UN Ambassador Samantha Power, a former advisor to President Obama who called Hillary Clinton a “monster” during the 2008 campaign, has had a change of heart about the ex-secretary of state.

Clinton has been focusing on women voters for months.

De Blasio’s effort to get rid of the city’s horse-drawn carriages in Central Park is stuck in neutral, hindered by opposition in the NYC Council.

Amid a pitched debate over the fate the carriages, a potential successor, known as the “Horseless eCarriage,” debuted at the New York International Auto Show.

More >


Chelsea Clinton is pregnant with her first child.

Needless to say, Hillary Clinton is very happy.

President Obama and VP Joe Biden took a selfie, and the Internet has been going wild with the photoshopping ever since.

Thre well-known current or former Democratic spokesmen – Glen Caplin, Blake Zeff and Max Young – reportedly turned down a job as de Blasio’s communications director.

Gov. Andrew Cuomo announced a tentative contract agreement between the MTA and TWU that gives subway and bus workers raises after five years and lays the groundwork for a similar deal for LIRR workers.

The governor’s race has divided John Catsimatidis, who’s backing Cuomo, and his son, who’s helping GOP candidate Rob Astorino raise money.

For the second time, NYC Mayor Bill de Blasio held a Sandy-related event on Staten Island, and for the second time, Rep. Michael Grimm did not attend.

Another anti-Cuomo column by Harold Meyerson – this time arguing the governor has driven a wedge between himself and the Democratic primary electorate.

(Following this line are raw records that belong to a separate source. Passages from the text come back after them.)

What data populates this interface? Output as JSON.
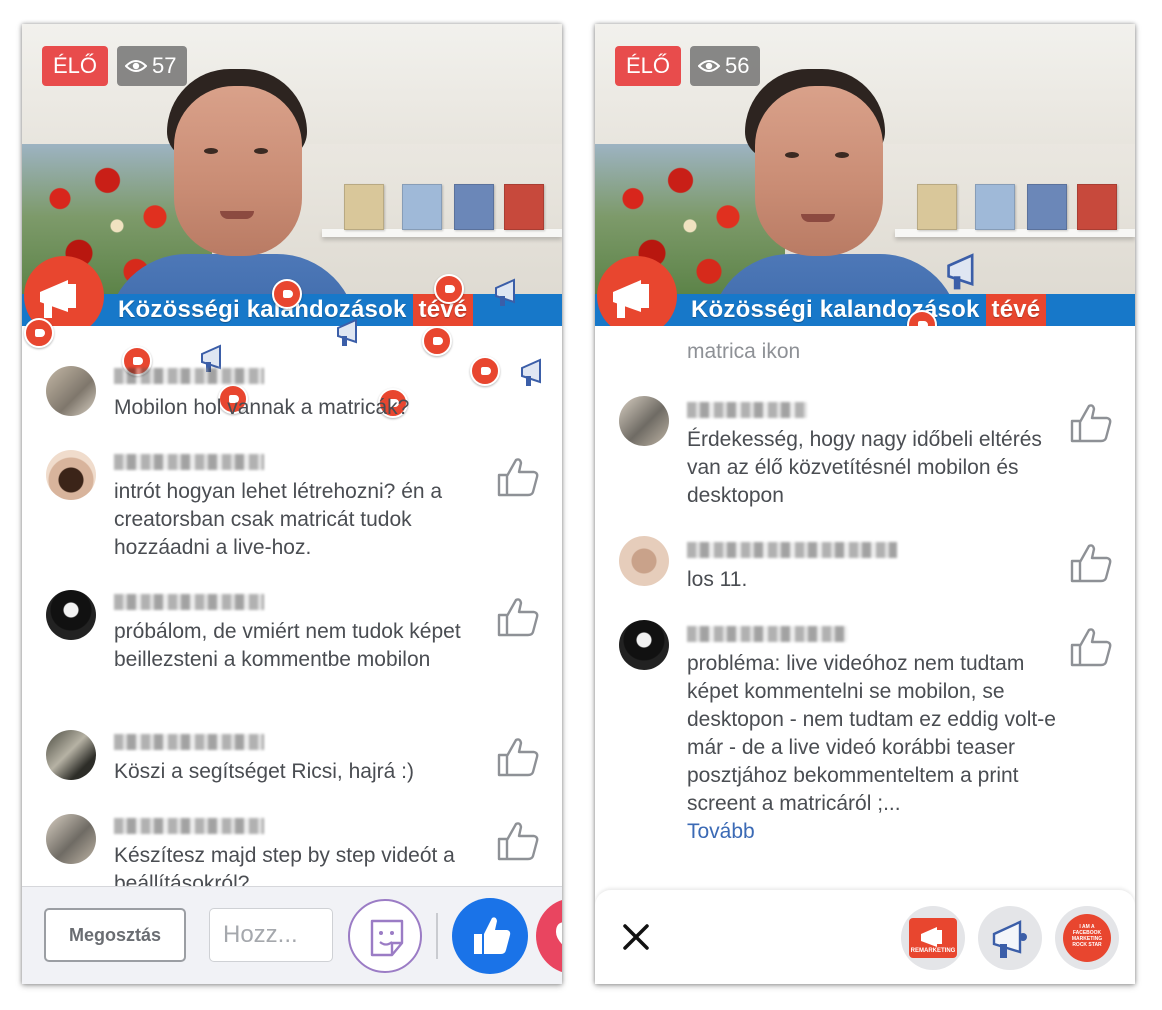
{
  "left": {
    "live_label": "ÉLŐ",
    "viewer_count": "57",
    "banner_title": "Közösségi kalandozások",
    "banner_suffix": "tévé",
    "comments": [
      {
        "text": "Mobilon hol vannak a matricák?"
      },
      {
        "text": "intrót hogyan lehet létrehozni? én a creatorsban csak matricát tudok hozzáadni a live-hoz."
      },
      {
        "text": "próbálom, de vmiért nem tudok képet beillezsteni a kommentbe mobilon"
      },
      {
        "text": "Köszi a segítséget Ricsi, hajrá :)"
      },
      {
        "text": "Készítesz majd step by step videót a beállításokról?"
      }
    ],
    "share_label": "Megosztás",
    "comment_placeholder": "Hozz..."
  },
  "right": {
    "live_label": "ÉLŐ",
    "viewer_count": "56",
    "banner_title": "Közösségi kalandozások",
    "banner_suffix": "tévé",
    "partial_comment": "matrica ikon",
    "comments": [
      {
        "text": "Érdekesség, hogy nagy időbeli eltérés van az élő közvetítésnél mobilon és desktopon"
      },
      {
        "text": "los 11."
      },
      {
        "text": "probléma: live videóhoz nem tudtam képet kommentelni se mobilon, se desktopon - nem tudtam ez eddig volt-e már - de a live videó korábbi teaser posztjához bekommenteltem a print screent a matricáról ;..."
      }
    ],
    "more_link": "Tovább",
    "stickers": [
      "REMARKETING",
      "",
      "I AM A FACEBOOK MARKETING ROCK STAR"
    ]
  },
  "colors": {
    "live_red": "#e84c4c",
    "facebook_blue": "#1a73e8",
    "banner_blue": "#1778c9",
    "banner_orange": "#e8462f",
    "link_blue": "#3b6ab5",
    "text_gray": "#4a4d52"
  },
  "icons": [
    "eye-icon",
    "like-icon",
    "sticker-icon",
    "thumbs-up-icon",
    "heart-icon",
    "close-icon",
    "megaphone-icon"
  ]
}
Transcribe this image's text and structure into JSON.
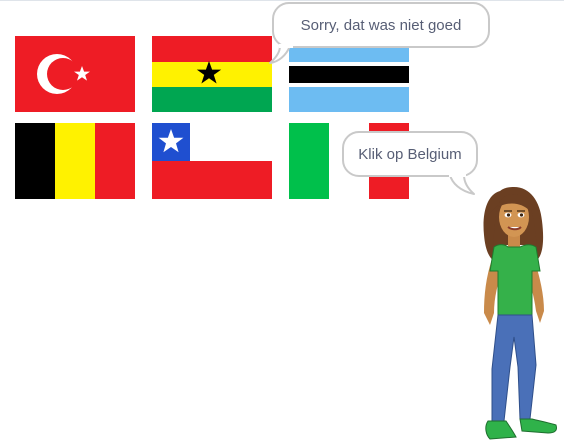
{
  "stage": {
    "flags": [
      {
        "country": "Turkey"
      },
      {
        "country": "Ghana"
      },
      {
        "country": "Botswana"
      },
      {
        "country": "Belgium"
      },
      {
        "country": "Chile"
      },
      {
        "country": "Italy"
      }
    ],
    "speech_bubbles": {
      "wrong_answer": "Sorry, dat was niet goed",
      "instruction": "Klik op Belgium"
    },
    "colors": {
      "stage_background": "#ffffff",
      "bubble_border": "#c9c9c9",
      "bubble_text": "#575e75"
    }
  }
}
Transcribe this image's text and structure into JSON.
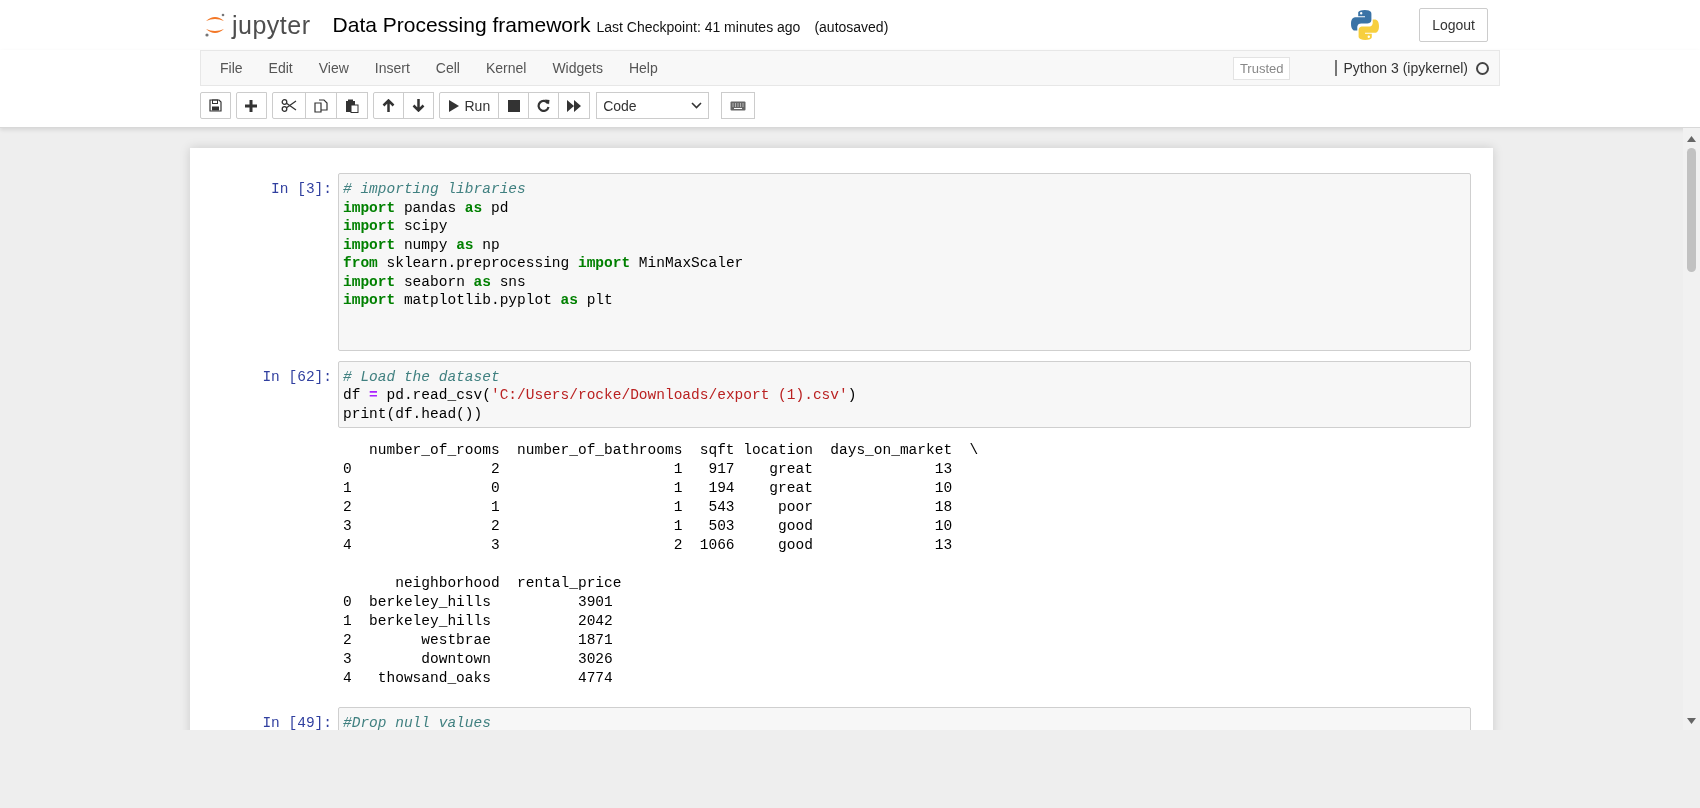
{
  "header": {
    "logo_text": "jupyter",
    "notebook_title": "Data Processing framework",
    "checkpoint": "Last Checkpoint: 41 minutes ago",
    "autosave": "(autosaved)",
    "logout": "Logout"
  },
  "menu": [
    "File",
    "Edit",
    "View",
    "Insert",
    "Cell",
    "Kernel",
    "Widgets",
    "Help"
  ],
  "trusted": "Trusted",
  "kernel": {
    "name": "Python 3 (ipykernel)",
    "busy": false
  },
  "toolbar": [
    {
      "group": [
        {
          "kind": "save"
        }
      ]
    },
    {
      "group": [
        {
          "kind": "add"
        }
      ]
    },
    {
      "group": [
        {
          "kind": "cut"
        },
        {
          "kind": "copy"
        },
        {
          "kind": "paste"
        }
      ]
    },
    {
      "group": [
        {
          "kind": "up"
        },
        {
          "kind": "down"
        }
      ]
    },
    {
      "group": [
        {
          "kind": "run",
          "label": "Run"
        },
        {
          "kind": "stop"
        },
        {
          "kind": "restart"
        },
        {
          "kind": "fastforward"
        }
      ]
    }
  ],
  "cell_type": "Code",
  "cells": [
    {
      "prompt": "In [3]:",
      "code": [
        [
          {
            "kind": "comment",
            "text": "# importing libraries"
          }
        ],
        [
          {
            "kind": "keyword",
            "text": "import"
          },
          {
            "kind": "plain",
            "text": " pandas "
          },
          {
            "kind": "keyword",
            "text": "as"
          },
          {
            "kind": "plain",
            "text": " pd"
          }
        ],
        [
          {
            "kind": "keyword",
            "text": "import"
          },
          {
            "kind": "plain",
            "text": " scipy"
          }
        ],
        [
          {
            "kind": "keyword",
            "text": "import"
          },
          {
            "kind": "plain",
            "text": " numpy "
          },
          {
            "kind": "keyword",
            "text": "as"
          },
          {
            "kind": "plain",
            "text": " np"
          }
        ],
        [
          {
            "kind": "keyword",
            "text": "from"
          },
          {
            "kind": "plain",
            "text": " sklearn.preprocessing "
          },
          {
            "kind": "keyword",
            "text": "import"
          },
          {
            "kind": "plain",
            "text": " MinMaxScaler"
          }
        ],
        [
          {
            "kind": "keyword",
            "text": "import"
          },
          {
            "kind": "plain",
            "text": " seaborn "
          },
          {
            "kind": "keyword",
            "text": "as"
          },
          {
            "kind": "plain",
            "text": " sns"
          }
        ],
        [
          {
            "kind": "keyword",
            "text": "import"
          },
          {
            "kind": "plain",
            "text": " matplotlib.pyplot "
          },
          {
            "kind": "keyword",
            "text": "as"
          },
          {
            "kind": "plain",
            "text": " plt"
          }
        ]
      ]
    },
    {
      "prompt": "In [62]:",
      "code": [
        [
          {
            "kind": "comment",
            "text": "# Load the dataset"
          }
        ],
        [
          {
            "kind": "plain",
            "text": "df "
          },
          {
            "kind": "operator",
            "text": "="
          },
          {
            "kind": "plain",
            "text": " pd.read_csv("
          },
          {
            "kind": "string",
            "text": "'C:/Users/rocke/Downloads/export (1).csv'"
          },
          {
            "kind": "plain",
            "text": ")"
          }
        ],
        [
          {
            "kind": "plain",
            "text": "print(df.head())"
          }
        ]
      ],
      "output": [
        [
          "   number_of_rooms  number_of_bathrooms  sqft location  days_on_market  \\",
          "0                2                    1   917    great              13",
          "1                0                    1   194    great              10",
          "2                1                    1   543     poor              18",
          "3                2                    1   503     good              10",
          "4                3                    2  1066     good              13"
        ],
        [
          "      neighborhood  rental_price",
          "0  berkeley_hills          3901",
          "1  berkeley_hills          2042",
          "2        westbrae          1871",
          "3        downtown          3026",
          "4   thowsand_oaks          4774"
        ]
      ]
    },
    {
      "prompt": "In [49]:",
      "code": [
        [
          {
            "kind": "comment",
            "text": "#Drop null values"
          }
        ]
      ]
    }
  ]
}
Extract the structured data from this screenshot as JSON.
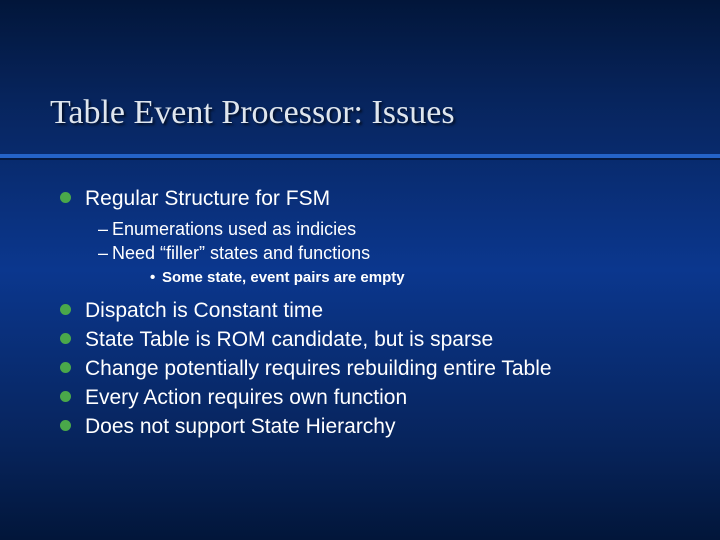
{
  "title": "Table Event Processor: Issues",
  "bullets": {
    "b0": {
      "text": "Regular Structure for FSM",
      "sub": {
        "s0": "Enumerations used as indicies",
        "s1": "Need “filler” states and functions",
        "note": "Some state, event pairs are empty"
      }
    },
    "b1": "Dispatch is Constant time",
    "b2": "State Table is ROM candidate, but is sparse",
    "b3": "Change potentially requires rebuilding entire Table",
    "b4": "Every Action requires own function",
    "b5": "Does not support State Hierarchy"
  }
}
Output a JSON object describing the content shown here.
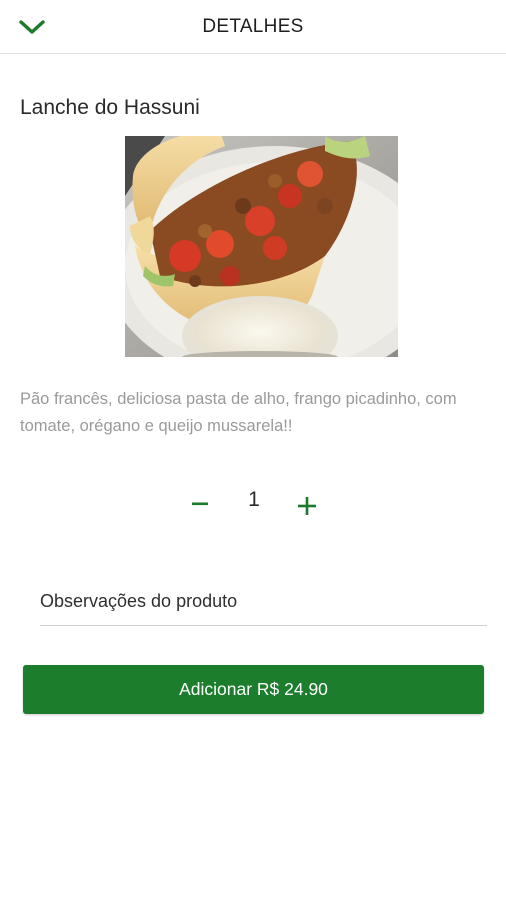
{
  "header": {
    "title": "DETALHES",
    "back_icon": "chevron-down-icon"
  },
  "product": {
    "name": "Lanche do Hassuni",
    "image_icon": "sandwich-photo",
    "description": "Pão francês, deliciosa pasta de alho, frango picadinho, com tomate, orégano e queijo mussarela!!"
  },
  "quantity": {
    "minus": "−",
    "value": "1",
    "plus": "+"
  },
  "notes": {
    "placeholder": "Observações do produto",
    "value": ""
  },
  "add_button": {
    "label": "Adicionar R$ 24.90"
  },
  "colors": {
    "accent": "#1c7d2c",
    "chevron": "#1b7a2b",
    "description_text": "#9a9a9a"
  }
}
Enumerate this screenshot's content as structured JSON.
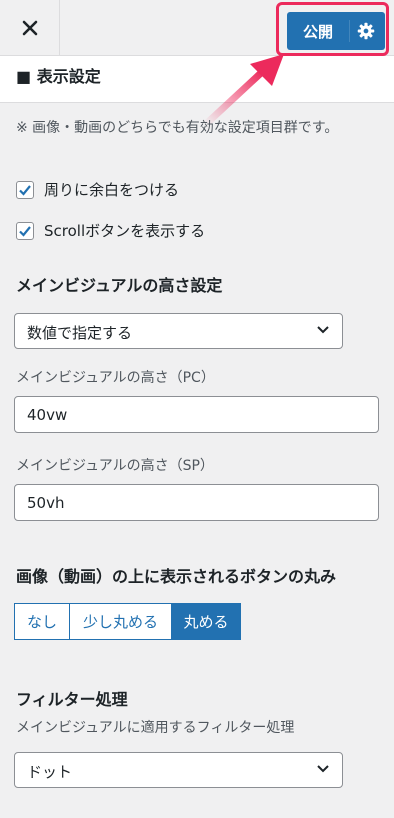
{
  "header": {
    "publish_label": "公開",
    "close_icon": "close-icon",
    "settings_icon": "gear-icon",
    "accent_color": "#2271b1",
    "highlight_color": "#ec2a5c"
  },
  "section": {
    "title": "■ 表示設定",
    "note": "※ 画像・動画のどちらでも有効な設定項目群です。",
    "checkboxes": [
      {
        "label": "周りに余白をつける",
        "checked": true
      },
      {
        "label": "Scrollボタンを表示する",
        "checked": true
      }
    ],
    "height_setting": {
      "heading": "メインビジュアルの高さ設定",
      "mode_value": "数値で指定する",
      "pc_label": "メインビジュアルの高さ（PC）",
      "pc_value": "40vw",
      "sp_label": "メインビジュアルの高さ（SP）",
      "sp_value": "50vh"
    },
    "button_round": {
      "heading": "画像（動画）の上に表示されるボタンの丸み",
      "options": [
        "なし",
        "少し丸める",
        "丸める"
      ],
      "selected": "丸める"
    },
    "filter": {
      "heading": "フィルター処理",
      "description": "メインビジュアルに適用するフィルター処理",
      "value": "ドット"
    }
  }
}
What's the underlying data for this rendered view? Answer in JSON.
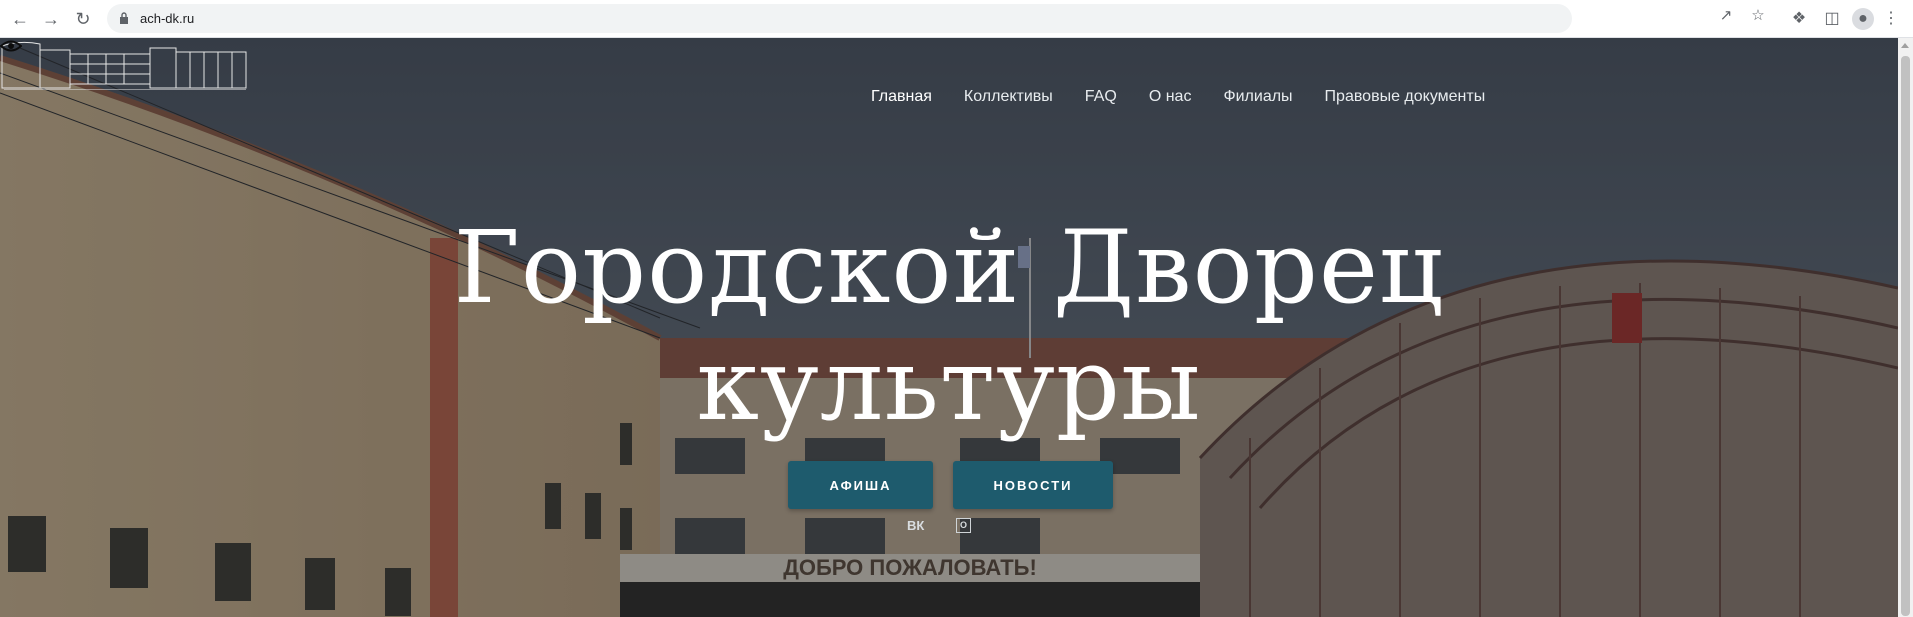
{
  "browser": {
    "url": "ach-dk.ru"
  },
  "site": {
    "nav": [
      {
        "label": "Главная",
        "active": true
      },
      {
        "label": "Коллективы",
        "active": false
      },
      {
        "label": "FAQ",
        "active": false
      },
      {
        "label": "О нас",
        "active": false
      },
      {
        "label": "Филиалы",
        "active": false
      },
      {
        "label": "Правовые документы",
        "active": false
      }
    ],
    "accessibility_icon": "eye-icon",
    "hero": {
      "title_line1": "Городской Дворец",
      "title_line2": "культуры",
      "buttons": {
        "afisha": "АФИША",
        "news": "НОВОСТИ"
      },
      "social": {
        "vk": "vk",
        "ok": "ok"
      },
      "banner_text": "ДОБРО ПОЖАЛОВАТЬ!"
    }
  },
  "colors": {
    "button_bg": "#1e5b6d",
    "overlay": "rgba(20,24,30,0.38)"
  }
}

Former Mount Vernon Mayor Clinton Young is being summoned to court by creditors alleging that he has defaulted on at least $23,000 in loans.

In time for his third run in NY-21, Republican Matt Doheny has finally settled some old campaign debts.

AG Eric Schneiderman appointed Gail Heatherly to lead his Conviction Review Bureau.

New York ranks 33rd in the nation for the percentage of women holding state Legislature seats at 21 percent. The national average is 24 percent.

Mike Bloomberg’s new gun control push relies on getting women involved, but the ex-mayor’s bombastic approach might turn some of them off.

Beau Biden won’t seek a third term as Delaware’s attorney general in November, opting instead to focus on an election two years away for governor.

The NRCC bumped GOP NY-24 candidate John Katko to “On the Radar” status, the first of three tiers for its “Young Guns” program.

Days after a POLITICO report highlighted Sean Eldridge’s less-than-stellar relationship with the media, the NY-19 hopeful is looking to hire a communications director.

A hotel executive who has supported Hillary Clinton, Sen. Harry Reid and other top Democrats pleaded guilty to witness tampering and conspiracy to evade campaign finance laws.

An effort to revive the dormant Empire State Games through a non-profit group has fizzled out.

SCOTUSblog has been denied a US Senate press pass, which in turn means it cannot be issued a press credential for the Supreme Court

EJ McMahon parses today’s jobs numbers.